Last couple of weeks we were seeing deeper on experimentation, running A/B tests best practices. This week let’s dive deep into the data analytics and analysis skills you’ll need to map out and optimize for your KPI’s and goals.
The core idea behind this unit is to learn more about the data you have at your disposal, and how to understand consumer behavior. To enhance your growth marketing strategy and drive value for your organization.
Data and analytics module consists of the following topics in detail,
Google Analytics for beginners — analytics reports, event tracking, and behavioral data analysis.
Intermediate Google Analytics — attribution, custom reports, and data audits.
Google Tag Manager for beginners — tracking, tagging, and the data layer.
Attribution — consumer behavior, analytics, and tactics for various channels.
Excel and Sheets for marketers — Most critical tool to any marketers to crunch numbers, store data in an effective way.
In this article, I am not going to deep dive into the bits and pieces of Google Analytics as it is itself an extensive topic. I will give a broad overview, which will give one a very good start to begin and further learning materials one can follow.
History of Google Analytics
Urchin from Google (urchin.js)
In March 2005, Google acquired the web statistics analysis program Urchin, in November. Then it introduced the first version of Google Analytics. Urchin was initially developed in 1998 and gradually revolutionized the way customers came to engage with their new online medium.
Have you ever noticed those utm parameters on some URLs? Quantified Systems and Urchin were the creators. UTM stands for Urchin Tracking Module (UTM) parameters and are widely used to track traffic campaigns.
Classic Google Analytics
The Classic Google Analytics was formed by two Google Analytics versions: Synchronous and Asynchronous.
Google Analytics Synchronous Code (ga.js)
In 2007, Google introduced the ga.js page tag. The urchin.js page tags continued to work, but managers were encouraged to update their existing sites with the new page tag or use it on all new installations.
Benefits were new tracking functionality, such as the ability to track e-commerce transactions in a more readable way and offering more control over tracking services.
Google Analytics Asynchronous Code (ga.js)
In 2009 Google announced a new Asynchronous Tracking Code snippet that made use of the same ga.js code. The asynchronous implementation allowed webpages to load faster, data collection and accuracy were improved, and errors caused by dependencies were a thing of the past.
Analytics Tag (analytics.js)
Universal Analytics offered new tracking codes for websites and tools that gave more in-depth information about user behavior in addition to various back-end improvements. In this version, Google changed the ga.js to the analytics.js tagging framework.
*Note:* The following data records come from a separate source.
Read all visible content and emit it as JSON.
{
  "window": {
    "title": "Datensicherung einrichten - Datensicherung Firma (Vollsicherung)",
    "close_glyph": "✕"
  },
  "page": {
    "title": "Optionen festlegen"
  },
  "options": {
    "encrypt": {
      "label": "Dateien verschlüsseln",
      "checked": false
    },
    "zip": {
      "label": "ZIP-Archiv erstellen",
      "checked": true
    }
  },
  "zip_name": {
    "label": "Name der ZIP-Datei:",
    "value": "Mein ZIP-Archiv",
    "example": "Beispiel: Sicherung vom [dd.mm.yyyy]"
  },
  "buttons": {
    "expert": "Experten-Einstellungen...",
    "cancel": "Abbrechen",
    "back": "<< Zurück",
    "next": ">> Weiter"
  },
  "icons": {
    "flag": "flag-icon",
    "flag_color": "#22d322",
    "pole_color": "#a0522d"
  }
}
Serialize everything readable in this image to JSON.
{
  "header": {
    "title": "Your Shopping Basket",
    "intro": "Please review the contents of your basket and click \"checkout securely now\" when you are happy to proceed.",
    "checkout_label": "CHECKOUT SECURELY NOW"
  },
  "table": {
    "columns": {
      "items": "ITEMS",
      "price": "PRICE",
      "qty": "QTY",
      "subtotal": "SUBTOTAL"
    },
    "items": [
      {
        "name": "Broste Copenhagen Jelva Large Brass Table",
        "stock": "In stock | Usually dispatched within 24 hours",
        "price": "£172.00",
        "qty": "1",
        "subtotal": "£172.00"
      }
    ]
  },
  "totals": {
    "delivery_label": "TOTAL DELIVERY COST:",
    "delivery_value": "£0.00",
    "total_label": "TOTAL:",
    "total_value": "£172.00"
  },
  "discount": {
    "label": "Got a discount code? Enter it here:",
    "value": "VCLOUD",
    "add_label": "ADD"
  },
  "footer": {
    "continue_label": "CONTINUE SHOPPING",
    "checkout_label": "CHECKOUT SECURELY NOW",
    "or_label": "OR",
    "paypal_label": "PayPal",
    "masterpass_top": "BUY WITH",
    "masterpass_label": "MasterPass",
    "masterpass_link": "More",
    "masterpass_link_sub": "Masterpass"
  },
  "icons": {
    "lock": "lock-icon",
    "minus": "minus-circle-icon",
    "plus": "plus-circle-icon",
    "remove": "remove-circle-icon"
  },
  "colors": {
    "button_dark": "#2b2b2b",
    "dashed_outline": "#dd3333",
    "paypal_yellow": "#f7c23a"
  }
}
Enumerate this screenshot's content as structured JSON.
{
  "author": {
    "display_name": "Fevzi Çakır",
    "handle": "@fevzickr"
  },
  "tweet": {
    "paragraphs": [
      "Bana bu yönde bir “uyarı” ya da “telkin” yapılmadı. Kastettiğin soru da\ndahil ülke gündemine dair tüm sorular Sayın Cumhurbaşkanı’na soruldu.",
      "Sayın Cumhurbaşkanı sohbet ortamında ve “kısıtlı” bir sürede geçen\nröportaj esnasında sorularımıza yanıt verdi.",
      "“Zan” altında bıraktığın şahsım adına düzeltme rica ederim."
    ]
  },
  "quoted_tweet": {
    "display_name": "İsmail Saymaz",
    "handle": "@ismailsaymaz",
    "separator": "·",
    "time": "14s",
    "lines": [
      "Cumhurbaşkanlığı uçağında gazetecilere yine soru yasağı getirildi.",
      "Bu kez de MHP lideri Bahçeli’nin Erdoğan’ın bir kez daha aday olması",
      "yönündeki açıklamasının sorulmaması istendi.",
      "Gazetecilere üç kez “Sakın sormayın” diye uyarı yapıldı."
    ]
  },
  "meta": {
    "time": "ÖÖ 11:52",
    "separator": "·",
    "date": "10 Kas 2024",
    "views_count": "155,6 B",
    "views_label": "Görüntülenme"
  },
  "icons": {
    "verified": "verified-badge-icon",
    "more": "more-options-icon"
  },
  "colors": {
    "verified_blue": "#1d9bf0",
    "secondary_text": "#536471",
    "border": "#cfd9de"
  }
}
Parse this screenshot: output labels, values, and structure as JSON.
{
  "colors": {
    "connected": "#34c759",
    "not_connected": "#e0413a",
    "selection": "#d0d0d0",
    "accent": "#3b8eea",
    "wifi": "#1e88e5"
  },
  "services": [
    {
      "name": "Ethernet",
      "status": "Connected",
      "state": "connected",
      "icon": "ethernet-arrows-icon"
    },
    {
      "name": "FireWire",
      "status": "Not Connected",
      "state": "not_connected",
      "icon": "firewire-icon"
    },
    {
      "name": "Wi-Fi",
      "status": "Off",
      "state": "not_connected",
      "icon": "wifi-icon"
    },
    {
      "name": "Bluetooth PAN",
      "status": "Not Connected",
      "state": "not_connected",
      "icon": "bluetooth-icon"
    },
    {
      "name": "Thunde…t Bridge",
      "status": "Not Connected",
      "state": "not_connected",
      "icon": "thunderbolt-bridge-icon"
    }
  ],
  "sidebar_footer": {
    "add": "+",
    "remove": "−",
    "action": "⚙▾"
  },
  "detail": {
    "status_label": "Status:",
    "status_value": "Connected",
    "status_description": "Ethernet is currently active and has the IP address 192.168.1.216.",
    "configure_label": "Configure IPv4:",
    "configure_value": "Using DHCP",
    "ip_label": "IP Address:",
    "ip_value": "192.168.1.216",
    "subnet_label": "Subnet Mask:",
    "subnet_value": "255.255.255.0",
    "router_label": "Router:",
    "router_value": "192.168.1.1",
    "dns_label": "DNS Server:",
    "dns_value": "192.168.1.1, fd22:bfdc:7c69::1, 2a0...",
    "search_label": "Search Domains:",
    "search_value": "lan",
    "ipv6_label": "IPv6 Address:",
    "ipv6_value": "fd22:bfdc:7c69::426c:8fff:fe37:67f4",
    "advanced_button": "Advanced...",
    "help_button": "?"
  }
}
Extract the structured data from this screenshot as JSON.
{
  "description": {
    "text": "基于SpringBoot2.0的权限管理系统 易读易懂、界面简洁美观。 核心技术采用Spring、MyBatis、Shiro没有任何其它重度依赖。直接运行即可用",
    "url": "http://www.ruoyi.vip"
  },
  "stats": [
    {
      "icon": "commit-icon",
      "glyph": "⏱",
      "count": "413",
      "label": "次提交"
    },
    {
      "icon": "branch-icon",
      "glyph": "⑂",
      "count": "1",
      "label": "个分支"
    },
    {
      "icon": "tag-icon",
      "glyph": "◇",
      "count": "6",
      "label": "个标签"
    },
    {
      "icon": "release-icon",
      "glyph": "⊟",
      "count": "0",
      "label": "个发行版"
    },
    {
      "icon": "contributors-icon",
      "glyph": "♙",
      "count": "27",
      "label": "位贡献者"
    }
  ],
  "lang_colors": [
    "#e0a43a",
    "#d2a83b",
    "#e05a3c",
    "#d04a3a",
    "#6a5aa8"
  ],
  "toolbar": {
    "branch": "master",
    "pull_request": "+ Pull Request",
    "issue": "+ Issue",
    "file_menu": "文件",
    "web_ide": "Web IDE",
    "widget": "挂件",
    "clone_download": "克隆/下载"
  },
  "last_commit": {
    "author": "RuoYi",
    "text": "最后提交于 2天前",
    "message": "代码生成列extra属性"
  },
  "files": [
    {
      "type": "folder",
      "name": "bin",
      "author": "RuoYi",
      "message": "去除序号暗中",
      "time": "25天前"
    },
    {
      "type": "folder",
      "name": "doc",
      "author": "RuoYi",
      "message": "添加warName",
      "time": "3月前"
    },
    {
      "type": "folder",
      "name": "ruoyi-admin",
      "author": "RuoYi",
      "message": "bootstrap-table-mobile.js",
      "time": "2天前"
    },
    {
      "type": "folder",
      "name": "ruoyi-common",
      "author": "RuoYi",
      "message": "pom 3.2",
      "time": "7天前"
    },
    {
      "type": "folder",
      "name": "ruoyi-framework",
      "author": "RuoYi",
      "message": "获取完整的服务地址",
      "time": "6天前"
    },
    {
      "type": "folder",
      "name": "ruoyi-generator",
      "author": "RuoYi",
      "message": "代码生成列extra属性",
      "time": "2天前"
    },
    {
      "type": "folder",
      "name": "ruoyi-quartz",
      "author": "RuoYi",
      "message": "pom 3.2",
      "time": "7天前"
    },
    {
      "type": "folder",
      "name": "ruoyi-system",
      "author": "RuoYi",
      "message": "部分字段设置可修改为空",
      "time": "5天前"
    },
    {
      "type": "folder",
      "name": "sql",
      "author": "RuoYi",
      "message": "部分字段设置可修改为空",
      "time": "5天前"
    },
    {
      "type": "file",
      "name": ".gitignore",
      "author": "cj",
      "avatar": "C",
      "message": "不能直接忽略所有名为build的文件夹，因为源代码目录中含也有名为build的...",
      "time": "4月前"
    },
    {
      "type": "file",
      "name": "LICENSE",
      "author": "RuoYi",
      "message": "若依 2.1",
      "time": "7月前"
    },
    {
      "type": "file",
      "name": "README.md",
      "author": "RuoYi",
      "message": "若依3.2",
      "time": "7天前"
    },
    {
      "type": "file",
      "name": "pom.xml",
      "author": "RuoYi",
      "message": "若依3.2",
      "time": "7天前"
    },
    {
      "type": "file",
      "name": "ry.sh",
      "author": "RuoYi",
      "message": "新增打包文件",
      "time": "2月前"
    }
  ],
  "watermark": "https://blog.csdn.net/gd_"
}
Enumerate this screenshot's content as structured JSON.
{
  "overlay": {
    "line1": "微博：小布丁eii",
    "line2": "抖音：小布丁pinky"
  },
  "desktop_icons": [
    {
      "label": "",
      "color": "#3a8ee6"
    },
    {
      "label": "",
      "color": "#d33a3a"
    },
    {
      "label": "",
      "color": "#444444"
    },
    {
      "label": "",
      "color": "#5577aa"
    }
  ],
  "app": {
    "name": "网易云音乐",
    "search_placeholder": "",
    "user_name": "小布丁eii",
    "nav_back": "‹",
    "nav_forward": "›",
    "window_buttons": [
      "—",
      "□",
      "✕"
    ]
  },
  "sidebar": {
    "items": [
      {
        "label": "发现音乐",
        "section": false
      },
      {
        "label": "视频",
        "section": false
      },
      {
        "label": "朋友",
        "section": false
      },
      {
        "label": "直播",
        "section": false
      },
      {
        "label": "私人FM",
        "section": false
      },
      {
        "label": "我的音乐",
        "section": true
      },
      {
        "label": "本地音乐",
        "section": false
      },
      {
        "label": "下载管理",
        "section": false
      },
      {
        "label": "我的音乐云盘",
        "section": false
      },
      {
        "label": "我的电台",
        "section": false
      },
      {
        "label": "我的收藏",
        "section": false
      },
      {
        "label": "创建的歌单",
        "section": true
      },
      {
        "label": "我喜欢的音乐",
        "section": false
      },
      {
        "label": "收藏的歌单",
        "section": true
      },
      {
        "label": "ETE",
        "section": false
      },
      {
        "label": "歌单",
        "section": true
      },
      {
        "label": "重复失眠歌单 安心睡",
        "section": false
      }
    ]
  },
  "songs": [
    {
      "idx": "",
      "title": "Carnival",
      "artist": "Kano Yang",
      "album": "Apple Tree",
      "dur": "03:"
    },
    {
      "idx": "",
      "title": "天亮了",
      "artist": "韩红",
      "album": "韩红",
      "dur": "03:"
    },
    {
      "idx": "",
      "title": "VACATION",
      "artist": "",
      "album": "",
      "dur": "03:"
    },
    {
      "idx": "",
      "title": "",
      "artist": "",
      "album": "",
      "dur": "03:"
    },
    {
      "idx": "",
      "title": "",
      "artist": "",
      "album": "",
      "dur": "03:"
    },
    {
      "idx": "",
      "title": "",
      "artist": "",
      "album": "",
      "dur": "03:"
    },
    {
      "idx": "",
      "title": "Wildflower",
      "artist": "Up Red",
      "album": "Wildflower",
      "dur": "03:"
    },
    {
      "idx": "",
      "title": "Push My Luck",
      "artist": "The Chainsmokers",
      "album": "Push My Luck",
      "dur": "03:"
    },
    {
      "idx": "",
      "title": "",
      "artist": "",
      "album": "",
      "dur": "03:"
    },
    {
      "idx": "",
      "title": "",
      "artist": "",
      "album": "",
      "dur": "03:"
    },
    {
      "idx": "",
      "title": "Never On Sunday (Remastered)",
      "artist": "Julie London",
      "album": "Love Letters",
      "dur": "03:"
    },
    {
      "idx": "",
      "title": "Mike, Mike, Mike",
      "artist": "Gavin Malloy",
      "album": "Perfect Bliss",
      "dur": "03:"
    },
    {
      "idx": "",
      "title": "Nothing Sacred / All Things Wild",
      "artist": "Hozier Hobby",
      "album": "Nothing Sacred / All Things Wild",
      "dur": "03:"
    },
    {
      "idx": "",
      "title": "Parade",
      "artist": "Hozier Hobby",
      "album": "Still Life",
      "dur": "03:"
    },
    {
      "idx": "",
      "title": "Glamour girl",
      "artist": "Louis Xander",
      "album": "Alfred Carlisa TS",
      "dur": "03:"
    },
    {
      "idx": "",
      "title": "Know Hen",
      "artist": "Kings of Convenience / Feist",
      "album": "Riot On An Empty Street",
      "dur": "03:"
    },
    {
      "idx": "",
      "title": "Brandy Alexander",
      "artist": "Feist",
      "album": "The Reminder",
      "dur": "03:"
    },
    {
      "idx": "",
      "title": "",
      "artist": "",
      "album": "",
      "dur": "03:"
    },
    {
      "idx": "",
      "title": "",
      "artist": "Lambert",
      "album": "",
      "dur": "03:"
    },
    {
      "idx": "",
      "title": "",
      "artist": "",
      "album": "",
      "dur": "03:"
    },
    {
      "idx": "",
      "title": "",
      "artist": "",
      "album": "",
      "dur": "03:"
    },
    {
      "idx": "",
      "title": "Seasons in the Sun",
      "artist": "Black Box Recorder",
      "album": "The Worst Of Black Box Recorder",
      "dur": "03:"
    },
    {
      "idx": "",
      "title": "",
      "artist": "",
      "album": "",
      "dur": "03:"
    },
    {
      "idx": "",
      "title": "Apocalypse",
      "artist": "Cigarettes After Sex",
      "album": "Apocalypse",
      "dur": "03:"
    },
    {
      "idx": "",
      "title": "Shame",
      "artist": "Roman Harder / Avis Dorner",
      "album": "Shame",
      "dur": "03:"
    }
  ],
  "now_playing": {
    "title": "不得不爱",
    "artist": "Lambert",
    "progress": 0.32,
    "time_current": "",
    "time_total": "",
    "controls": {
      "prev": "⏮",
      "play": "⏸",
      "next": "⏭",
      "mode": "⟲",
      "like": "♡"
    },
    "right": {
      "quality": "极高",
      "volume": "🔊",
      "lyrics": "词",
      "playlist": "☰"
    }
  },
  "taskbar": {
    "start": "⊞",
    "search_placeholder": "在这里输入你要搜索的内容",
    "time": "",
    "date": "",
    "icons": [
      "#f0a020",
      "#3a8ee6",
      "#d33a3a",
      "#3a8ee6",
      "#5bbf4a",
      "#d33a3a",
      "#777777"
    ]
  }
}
Global Site Tag (gtag.js)
In 2017, Google released the global site tag (gtag.js) code. This new library worked across Google’s site and conversion measurement products, allowing users to use only the gtag.js code to manage different products rather than managing multiple tags.
The gtag.js framework sends data to Google Analytics, Google Ads (formerly Google Adwords), and other Google services in a unified and standardized way. Before the global site tag, Google Analytics and Google Ads used different tagging frameworks.
While Google recommended upgrading to the gtag.js, the previous analytics.js could still be used.
Google Analytics 4 (GA4)
October 2020 Google introduced the next generation of Google Analytics, Google Analytics 4 (GA4).
While clients previously needed two platforms (GA and Firebase) to analyze both app and web, GA4 aims to unify the reporting between app and web instances.
GA4 also emphasizes an event-based tracking approach. That too with the advent of machine learning and Artificial Intelligence to predict the user behavior across the site and app.
Let us see the features improvement by the major 4 versions,
Urchin 2005 included:
Unique visitor tracking
Visitor segment reporting
Marketing campaign result reporting
Classic Google Analytics included additional tracking capabilities including:
Universal Analytics 2014 brought with it:
Custom dimensions and metrics
Google Analytics 4 2020, bringing with it the following features:
Automatic and Web + App tracking.
This gives an overall picture of GA evolution. I suggest interested people
Google Tag Manager,
Google Tag Manager is a free tool that allows you to manage and deploy marketing tags (snippets of code or tracking pixels) on your website (or mobile app) without having to modify the code directly.
How GTM works.
Information from one data source (your website) is shared with another data source (Analytics) through Google Tag Manager.
GTM becomes very handy when you have lots of tags to manage because all of the code is stored in one place.
As same as for GA I recommend getting a glimpse of GTM at Analytics Academy from Google.
For detailed learning get into CXL academy.
Personally, I suggest another source called Analytics Mania.
Finally, here are some key takeaways:
Never go into Google Analytics without a specific question in mind.
A proper analytics setup will provide you with the information you need to find a specific answer more easily. GTM is the key in achieving this.
Don’t track everything. Focus on a few important metrics or behaviors, and then iterate from there.
Finally test, test, test.
Thanks for reading, in the next article, let’s take a deep link into attribution models and their importance.